Since the building of the skatepark, things have changed because people from outside keep coming in. Since the homestay it’s even better because now the people actually come over to my place and stay with us instead of just visiting the skatepark. We’re building relationships. It feels like as if my own children are staying with us. It feels really bad when they leave. We don’t know if they’ll come back. It’s good that people coming in from outside and mingle with our people. Habits that we would have never picked up, we have started to learn from the outsiders. We are imbibing great qualities from them, and because of it we will have a better future.
We help you to trigger change ...
... in an incredibly unique way. But it can take some time getting used to.
Together with experienced architects from Germany and the US we help you to design your skatepark – for beginners, advanced learners and professionals.
The design includes a 3D-model of the park as well as the technical drawings and measurements needed to build appropriate.
The Change Process
The change process only starts with the opening of the skatepark. What follows then is at least a 2-year-process of continous interactions with the community. The process is not a linear one and the precise outcome is open.
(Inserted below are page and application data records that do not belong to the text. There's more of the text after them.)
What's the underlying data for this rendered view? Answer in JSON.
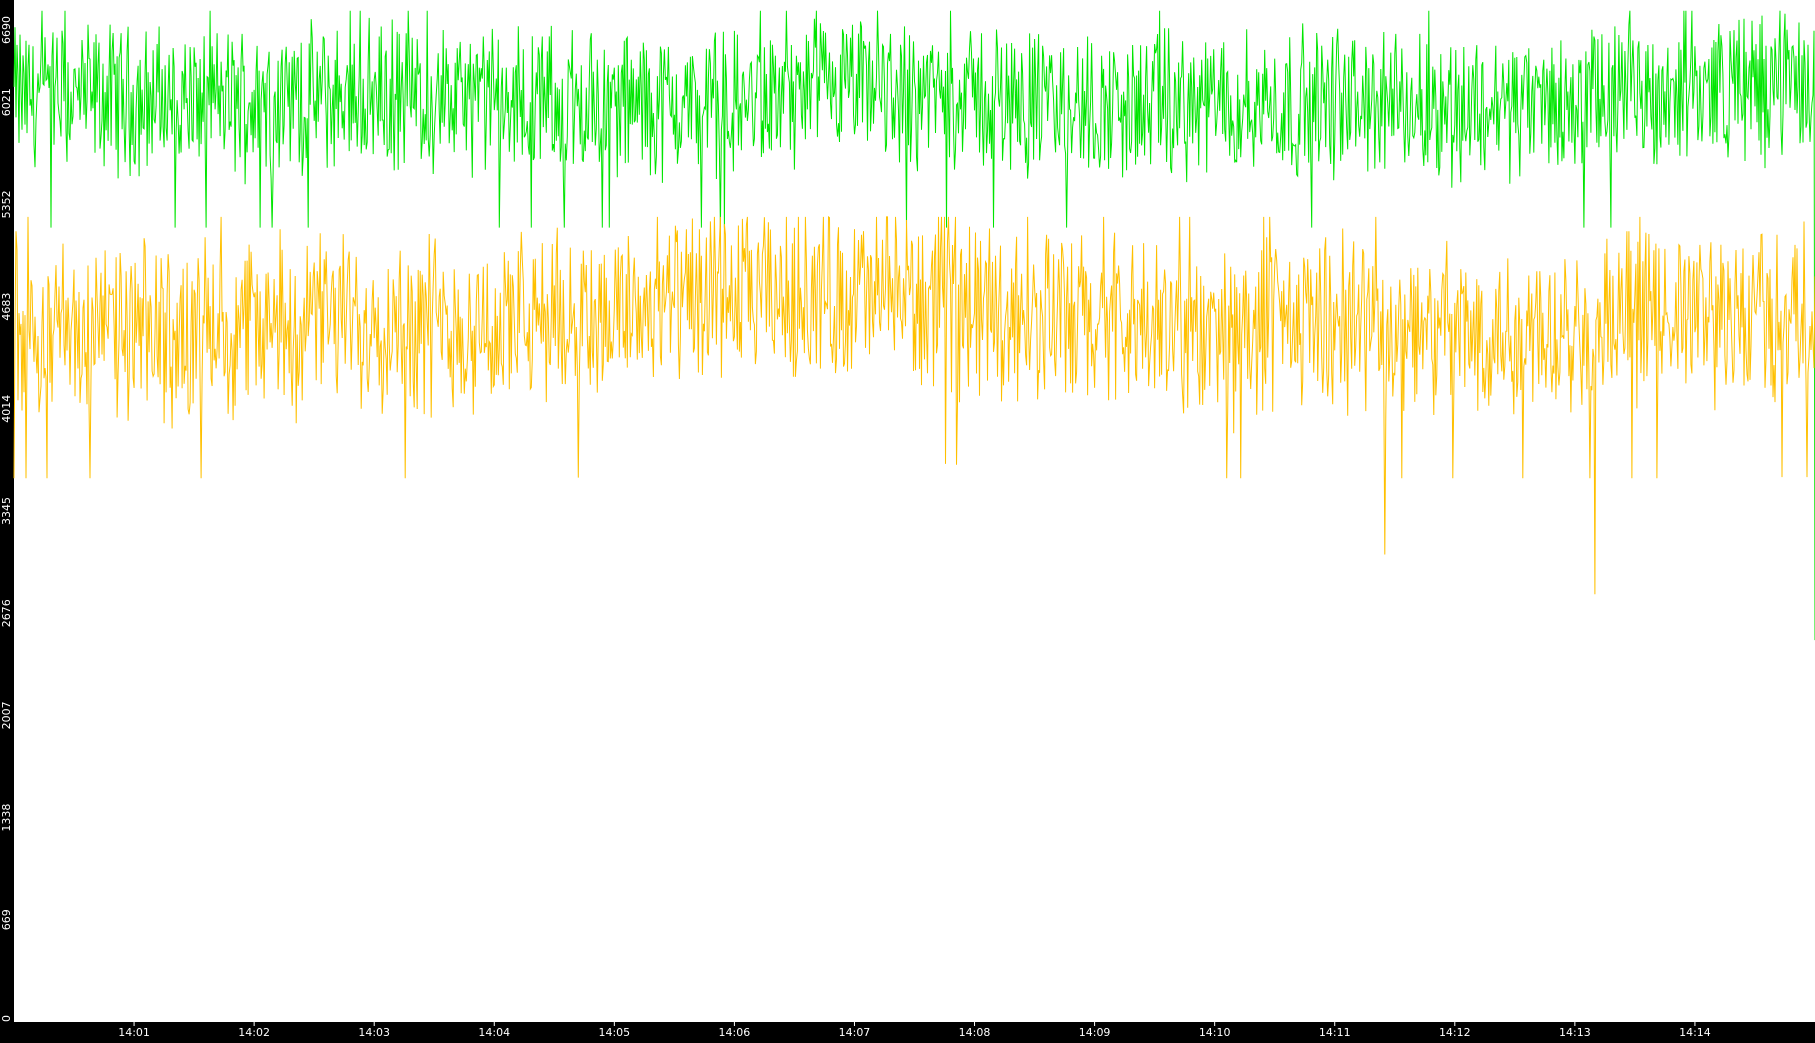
{
  "chart_data": {
    "type": "line",
    "title": "",
    "xlabel": "",
    "ylabel": "",
    "background_color": "#000000",
    "plot_background_color": "#ffffff",
    "tick_label_color": "#ffffff",
    "grid": false,
    "legend": "none",
    "x_range": [
      "14:00",
      "14:15"
    ],
    "ylim": [
      0,
      6690
    ],
    "y_ticks": [
      0,
      669,
      1338,
      2007,
      2676,
      3345,
      4014,
      4683,
      5352,
      6021,
      6690
    ],
    "x_ticks": [
      "14:01",
      "14:02",
      "14:03",
      "14:04",
      "14:05",
      "14:06",
      "14:07",
      "14:08",
      "14:09",
      "14:10",
      "14:11",
      "14:12",
      "14:13",
      "14:14"
    ],
    "series": [
      {
        "color": "#00e600",
        "minute_means": [
          6060,
          6040,
          6030,
          6060,
          6020,
          6010,
          6000,
          6090,
          6060,
          5980,
          6000,
          6020,
          5990,
          6010,
          6120
        ],
        "approx_range": [
          5200,
          6620
        ],
        "end_drop": 2500
      },
      {
        "color": "#ffc000",
        "minute_means": [
          4580,
          4500,
          4560,
          4610,
          4540,
          4650,
          4720,
          4760,
          4690,
          4560,
          4500,
          4580,
          4500,
          4580,
          4620
        ],
        "approx_range": [
          3560,
          5270
        ],
        "dips": [
          {
            "time": "14:11:25",
            "value": 3060
          },
          {
            "time": "14:13:10",
            "value": 2800
          }
        ],
        "end_drop": 0
      }
    ]
  }
}
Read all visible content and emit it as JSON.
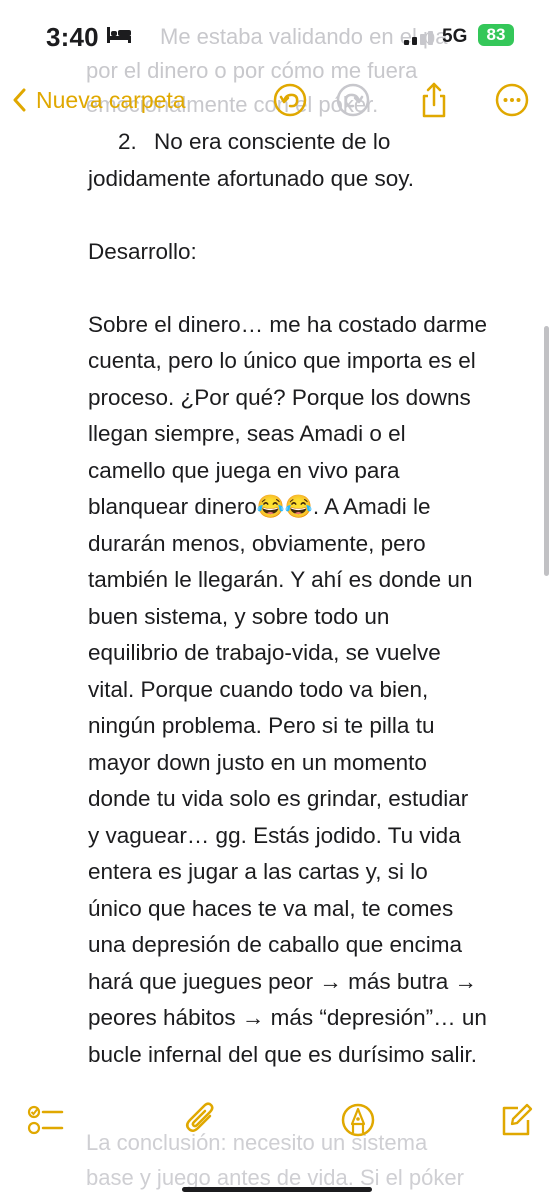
{
  "status_bar": {
    "time": "3:40",
    "network": "5G",
    "battery": "83"
  },
  "overlap_ghost": {
    "line1": "Me estaba validando en el pa",
    "line2": "por el dinero o por cómo me fuera",
    "line3": "emocionalmente con el póker."
  },
  "toolbar": {
    "back_label": "Nueva carpeta"
  },
  "note": {
    "list_number": "2.",
    "list_text_line1": "No era consciente de lo",
    "list_text_line2": "jodidamente afortunado que soy.",
    "heading": "Desarrollo:",
    "paragraph_lines": [
      "Sobre el dinero… me ha costado darme",
      "cuenta, pero lo único que importa es el",
      "proceso. ¿Por qué? Porque los downs",
      "llegan siempre, seas Amadi o el",
      "camello que juega en vivo para",
      "blanquear dinero😂😂. A Amadi le",
      "durarán menos, obviamente, pero",
      "también le llegarán. Y ahí es donde un",
      "buen sistema, y sobre todo un",
      "equilibrio de trabajo-vida, se vuelve",
      "vital. Porque cuando todo va bien,",
      "ningún problema. Pero si te pilla tu",
      "mayor down justo en un momento",
      "donde tu vida solo es grindar, estudiar",
      "y vaguear… gg. Estás jodido. Tu vida",
      "entera es jugar a las cartas y, si lo",
      "único que haces te va mal, te comes",
      "una depresión de caballo que encima",
      "hará que juegues peor → más butra →",
      "peores hábitos → más “depresión”… un",
      "bucle infernal del que es durísimo salir."
    ]
  },
  "below_ghost": {
    "line1": "La conclusión: necesito un sistema",
    "line2": "base y juego antes de vida. Si el póker"
  },
  "colors": {
    "accent": "#e0a800",
    "battery": "#34c759"
  }
}
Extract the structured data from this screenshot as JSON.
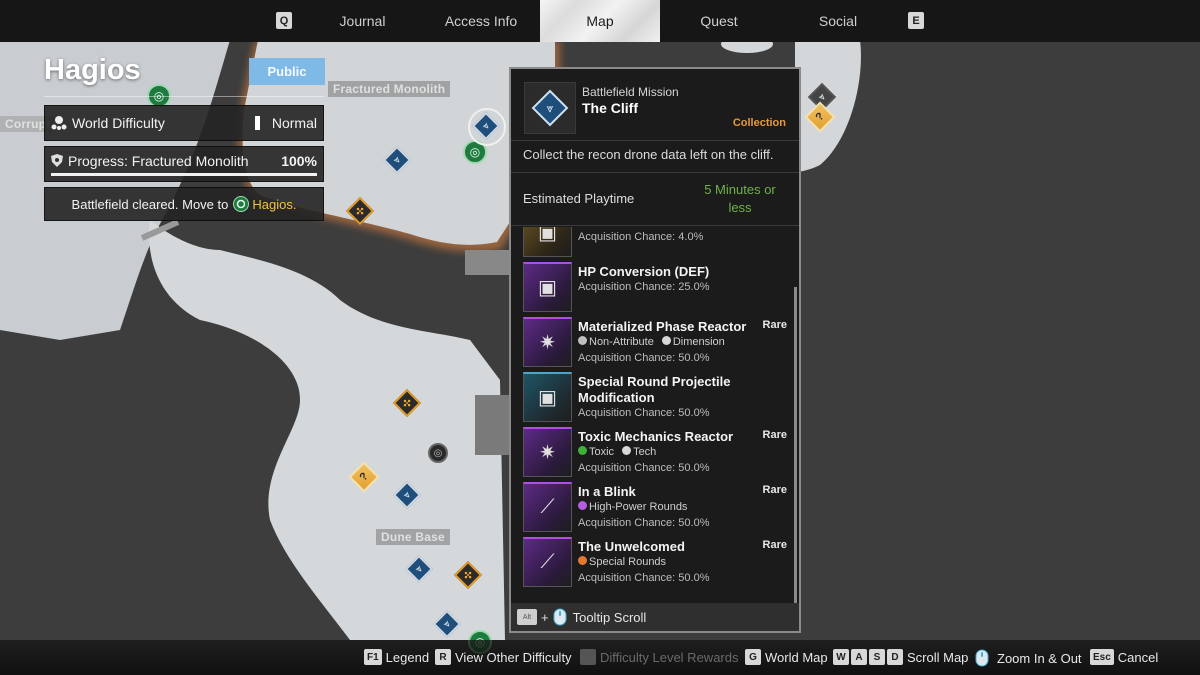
{
  "topnav": {
    "prev_key": "Q",
    "next_key": "E",
    "tabs": [
      {
        "label": "Journal",
        "active": false
      },
      {
        "label": "Access Info",
        "active": false
      },
      {
        "label": "Map",
        "active": true
      },
      {
        "label": "Quest",
        "active": false
      },
      {
        "label": "Social",
        "active": false
      }
    ]
  },
  "region": {
    "title": "Hagios",
    "visibility_badge": "Public"
  },
  "info_panel": {
    "difficulty_label": "World Difficulty",
    "difficulty_value": "Normal",
    "progress_label": "Progress: Fractured Monolith",
    "progress_value": "100%",
    "progress_fraction": 1.0,
    "cleared_text": "Battlefield cleared. Move to",
    "cleared_destination": "Hagios."
  },
  "map_labels": {
    "fractured_monolith": "Fractured Monolith",
    "dune_base": "Dune Base",
    "corrupt": "Corrupt"
  },
  "tooltip": {
    "category": "Battlefield Mission",
    "title": "The Cliff",
    "type": "Collection",
    "description": "Collect the recon drone data left on the cliff.",
    "playtime_label": "Estimated Playtime",
    "playtime_value": "5 Minutes or less",
    "rewards": [
      {
        "name": "",
        "rarity": "",
        "attributes": [],
        "chance": "Acquisition Chance: 4.0%",
        "frame": "gold",
        "icon": "mod-icon"
      },
      {
        "name": "HP Conversion (DEF)",
        "rarity": "",
        "attributes": [],
        "chance": "Acquisition Chance: 25.0%",
        "frame": "purple",
        "icon": "mod-icon"
      },
      {
        "name": "Materialized Phase Reactor",
        "rarity": "Rare",
        "attributes": [
          {
            "label": "Non-Attribute",
            "color": "#bfbfbf"
          },
          {
            "label": "Dimension",
            "color": "#d8d8d8"
          }
        ],
        "chance": "Acquisition Chance: 50.0%",
        "frame": "purple",
        "icon": "reactor-icon"
      },
      {
        "name": "Special Round Projectile Modification",
        "rarity": "",
        "attributes": [],
        "chance": "Acquisition Chance: 50.0%",
        "frame": "teal",
        "icon": "mod-icon"
      },
      {
        "name": "Toxic Mechanics Reactor",
        "rarity": "Rare",
        "attributes": [
          {
            "label": "Toxic",
            "color": "#3fae3a"
          },
          {
            "label": "Tech",
            "color": "#d8d8d8"
          }
        ],
        "chance": "Acquisition Chance: 50.0%",
        "frame": "purple",
        "icon": "reactor-icon"
      },
      {
        "name": "In a Blink",
        "rarity": "Rare",
        "attributes": [
          {
            "label": "High-Power Rounds",
            "color": "#b55ce0"
          }
        ],
        "chance": "Acquisition Chance: 50.0%",
        "frame": "purple",
        "icon": "weapon-icon"
      },
      {
        "name": "The Unwelcomed",
        "rarity": "Rare",
        "attributes": [
          {
            "label": "Special Rounds",
            "color": "#e5782e"
          }
        ],
        "chance": "Acquisition Chance: 50.0%",
        "frame": "purple",
        "icon": "weapon-icon"
      }
    ],
    "footer_key": "Alt",
    "footer_plus": "+",
    "footer_label": "Tooltip Scroll"
  },
  "hints": [
    {
      "keys": [
        "F1"
      ],
      "label": "Legend",
      "enabled": true
    },
    {
      "keys": [
        "R"
      ],
      "label": "View Other Difficulty",
      "enabled": true
    },
    {
      "keys": [
        "F"
      ],
      "label": "Difficulty Level Rewards",
      "enabled": false
    },
    {
      "keys": [
        "G"
      ],
      "label": "World Map",
      "enabled": true
    },
    {
      "keys": [
        "W",
        "A",
        "S",
        "D"
      ],
      "label": "Scroll Map",
      "enabled": true
    },
    {
      "keys": [],
      "label": "Zoom In & Out",
      "enabled": true,
      "icon": "mouse-wheel-icon"
    },
    {
      "keys": [
        "Esc"
      ],
      "label": "Cancel",
      "enabled": true
    }
  ],
  "colors": {
    "accent_orange": "#e49a3c",
    "playtime_green": "#6fb04a",
    "destination_yellow": "#f0c43a",
    "public_blue": "#7fb9e6",
    "rare_purple": "#b04fe0"
  }
}
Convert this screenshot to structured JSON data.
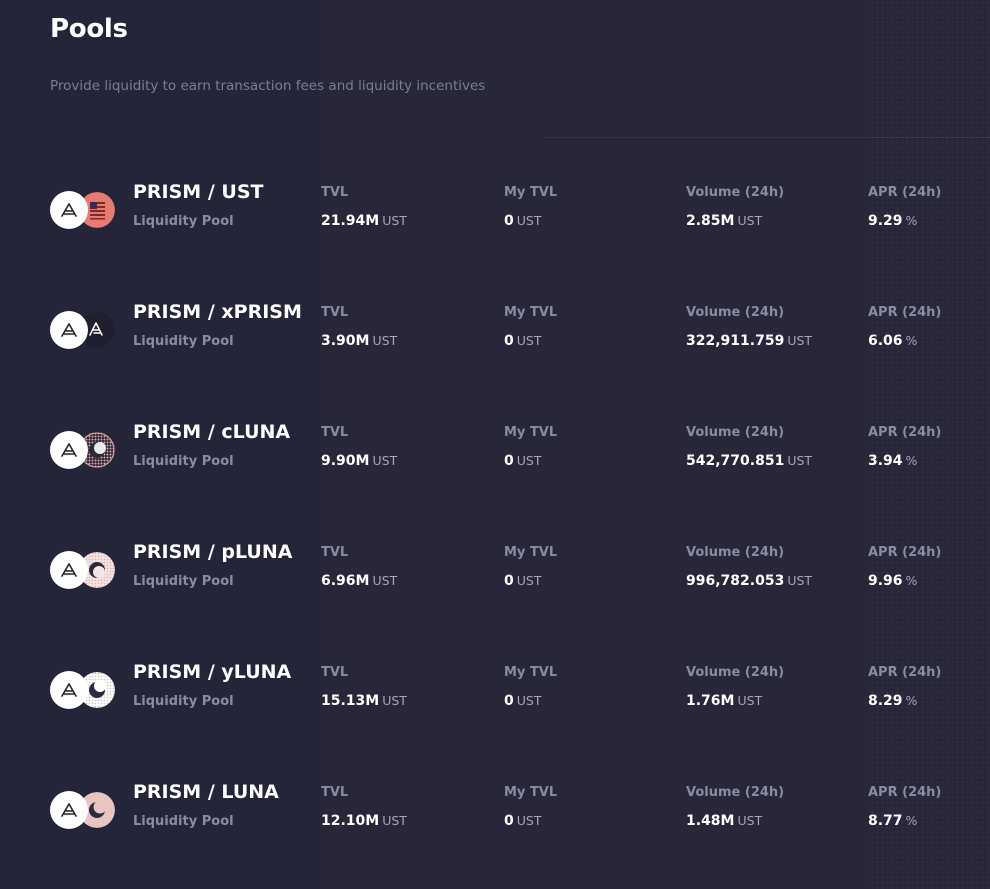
{
  "page": {
    "title": "Pools",
    "subtitle": "Provide liquidity to earn transaction fees and liquidity incentives"
  },
  "colors": {
    "background": "#272739",
    "label": "#8b8ba2",
    "ust_icon": "#e77b72",
    "luna_icon": "#e8b4b0"
  },
  "column_labels": {
    "tvl": "TVL",
    "my_tvl": "My TVL",
    "volume": "Volume (24h)",
    "apr": "APR (24h)"
  },
  "pools": [
    {
      "name": "PRISM / UST",
      "type": "Liquidity Pool",
      "icon_a": "prism-icon",
      "icon_b": "ust-icon",
      "tvl": "21.94M",
      "tvl_unit": "UST",
      "my_tvl": "0",
      "my_tvl_unit": "UST",
      "volume": "2.85M",
      "volume_unit": "UST",
      "apr": "9.29",
      "apr_unit": "%"
    },
    {
      "name": "PRISM / xPRISM",
      "type": "Liquidity Pool",
      "icon_a": "prism-icon",
      "icon_b": "xprism-icon",
      "tvl": "3.90M",
      "tvl_unit": "UST",
      "my_tvl": "0",
      "my_tvl_unit": "UST",
      "volume": "322,911.759",
      "volume_unit": "UST",
      "apr": "6.06",
      "apr_unit": "%"
    },
    {
      "name": "PRISM / cLUNA",
      "type": "Liquidity Pool",
      "icon_a": "prism-icon",
      "icon_b": "cluna-icon",
      "tvl": "9.90M",
      "tvl_unit": "UST",
      "my_tvl": "0",
      "my_tvl_unit": "UST",
      "volume": "542,770.851",
      "volume_unit": "UST",
      "apr": "3.94",
      "apr_unit": "%"
    },
    {
      "name": "PRISM / pLUNA",
      "type": "Liquidity Pool",
      "icon_a": "prism-icon",
      "icon_b": "pluna-icon",
      "tvl": "6.96M",
      "tvl_unit": "UST",
      "my_tvl": "0",
      "my_tvl_unit": "UST",
      "volume": "996,782.053",
      "volume_unit": "UST",
      "apr": "9.96",
      "apr_unit": "%"
    },
    {
      "name": "PRISM / yLUNA",
      "type": "Liquidity Pool",
      "icon_a": "prism-icon",
      "icon_b": "yluna-icon",
      "tvl": "15.13M",
      "tvl_unit": "UST",
      "my_tvl": "0",
      "my_tvl_unit": "UST",
      "volume": "1.76M",
      "volume_unit": "UST",
      "apr": "8.29",
      "apr_unit": "%"
    },
    {
      "name": "PRISM / LUNA",
      "type": "Liquidity Pool",
      "icon_a": "prism-icon",
      "icon_b": "luna-icon",
      "tvl": "12.10M",
      "tvl_unit": "UST",
      "my_tvl": "0",
      "my_tvl_unit": "UST",
      "volume": "1.48M",
      "volume_unit": "UST",
      "apr": "8.77",
      "apr_unit": "%"
    }
  ]
}
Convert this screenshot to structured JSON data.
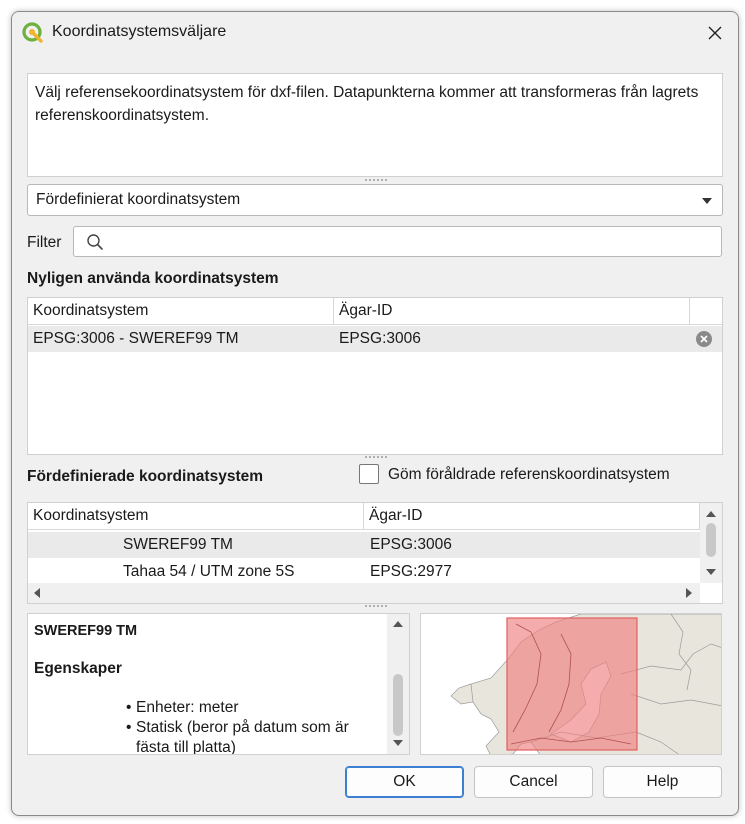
{
  "window": {
    "title": "Koordinatsystemsväljare"
  },
  "description": "Välj referensekoordinatsystem för dxf-filen. Datapunkterna kommer att transformeras från lagrets referenskoordinatsystem.",
  "crs_type_combo": {
    "selected": "Fördefinierat koordinatsystem"
  },
  "filter": {
    "label": "Filter",
    "value": ""
  },
  "recent": {
    "heading": "Nyligen använda koordinatsystem",
    "columns": [
      "Koordinatsystem",
      "Ägar-ID"
    ],
    "rows": [
      {
        "name": "EPSG:3006 - SWEREF99 TM",
        "id": "EPSG:3006"
      }
    ]
  },
  "predefined": {
    "heading": "Fördefinierade koordinatsystem",
    "hide_deprecated_label": "Göm föråldrade referenskoordinatsystem",
    "hide_deprecated_checked": false,
    "columns": [
      "Koordinatsystem",
      "Ägar-ID"
    ],
    "rows": [
      {
        "name": "SWEREF99 TM",
        "id": "EPSG:3006"
      },
      {
        "name": "Tahaa 54 / UTM zone 5S",
        "id": "EPSG:2977"
      }
    ]
  },
  "properties": {
    "crs_name": "SWEREF99 TM",
    "section": "Egenskaper",
    "items": [
      "Enheter: meter",
      "Statisk (beror på datum som är fästa till platta)"
    ]
  },
  "buttons": {
    "ok": "OK",
    "cancel": "Cancel",
    "help": "Help"
  },
  "colors": {
    "accent": "#3d7fd1",
    "selected_row": "#eaeaea",
    "extent_fill": "#f08080",
    "land": "#e8e6dc",
    "water": "#ffffff"
  }
}
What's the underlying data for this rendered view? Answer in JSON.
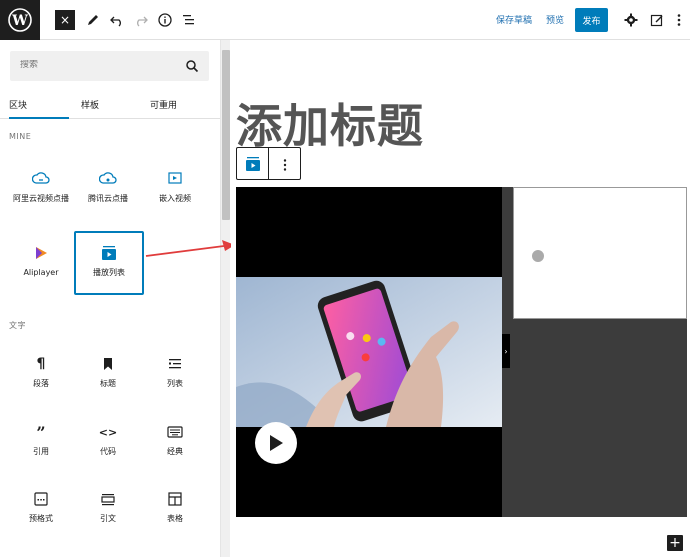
{
  "topbar": {
    "close_label": "×",
    "save_draft": "保存草稿",
    "preview": "预览",
    "publish": "发布"
  },
  "sidebar": {
    "search_placeholder": "搜索",
    "tabs": [
      {
        "label": "区块",
        "active": true
      },
      {
        "label": "样板",
        "active": false
      },
      {
        "label": "可重用",
        "active": false
      }
    ],
    "sections": {
      "mine": "MINE",
      "text": "文字"
    },
    "mine_blocks": [
      {
        "label": "阿里云视频点播",
        "icon": "cloud-icon"
      },
      {
        "label": "腾讯云点播",
        "icon": "cloud-icon"
      },
      {
        "label": "嵌入视频",
        "icon": "video-embed-icon"
      },
      {
        "label": "Aliplayer",
        "icon": "play-triangle-icon"
      },
      {
        "label": "播放列表",
        "icon": "playlist-icon"
      }
    ],
    "text_blocks": [
      {
        "label": "段落",
        "icon": "paragraph-icon"
      },
      {
        "label": "标题",
        "icon": "bookmark-icon"
      },
      {
        "label": "列表",
        "icon": "list-icon"
      },
      {
        "label": "引用",
        "icon": "quote-icon"
      },
      {
        "label": "代码",
        "icon": "code-icon"
      },
      {
        "label": "经典",
        "icon": "keyboard-icon"
      },
      {
        "label": "预格式",
        "icon": "preformatted-icon"
      },
      {
        "label": "引文",
        "icon": "pullquote-icon"
      },
      {
        "label": "表格",
        "icon": "table-icon"
      }
    ]
  },
  "editor": {
    "title": "添加标题",
    "add_block": "+"
  },
  "colors": {
    "accent": "#007cba",
    "arrow": "#e03c3c"
  }
}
We can help you to design these two years and make the most out of it!
During this time you will find the changemakers in your community!
In design thinking workshops (one to two days) we co-create with your community the ideal and right way forward to start the change/transformation process. During the first 2 years you should plan 3-4 workshops.
Stories Of Change
Nothing impossible! That's the magnitude of our stories!
“No School, No Skateboarding!” in Chinese, by Lau Waiyiu aka Miki on the Chinese online platform BIE. Miki really manages in a good presentation to provide background information. She is digging deeper than many other journalists do. Here is a rough translation of the article into English … Rough! No school, no skateboarding!The story of a skateboarding village in India.…
The first "SkatStatS exhibit" is ready to use! On three panels we explain six different ways of counting: the Egyptian, Babylonian, Mayan, Roman and Indian way of counting plus how computers deal with numbers. The texts are in Hindi and English and address the rural youth. The texts were written in cooperation with Rina Singh, a children book author. The…
Written by Anil Kumar. Last night we had a film screening at our Villa Janwaar. “Janwaar” – a short documentary by Danny Schmidt. Gopal and Arun have helped me to set up all the technical stuff and made it run. We invited the kids and parents.They all were curious to see “Janwaar” – a documentary about Ramkesh and his mother,…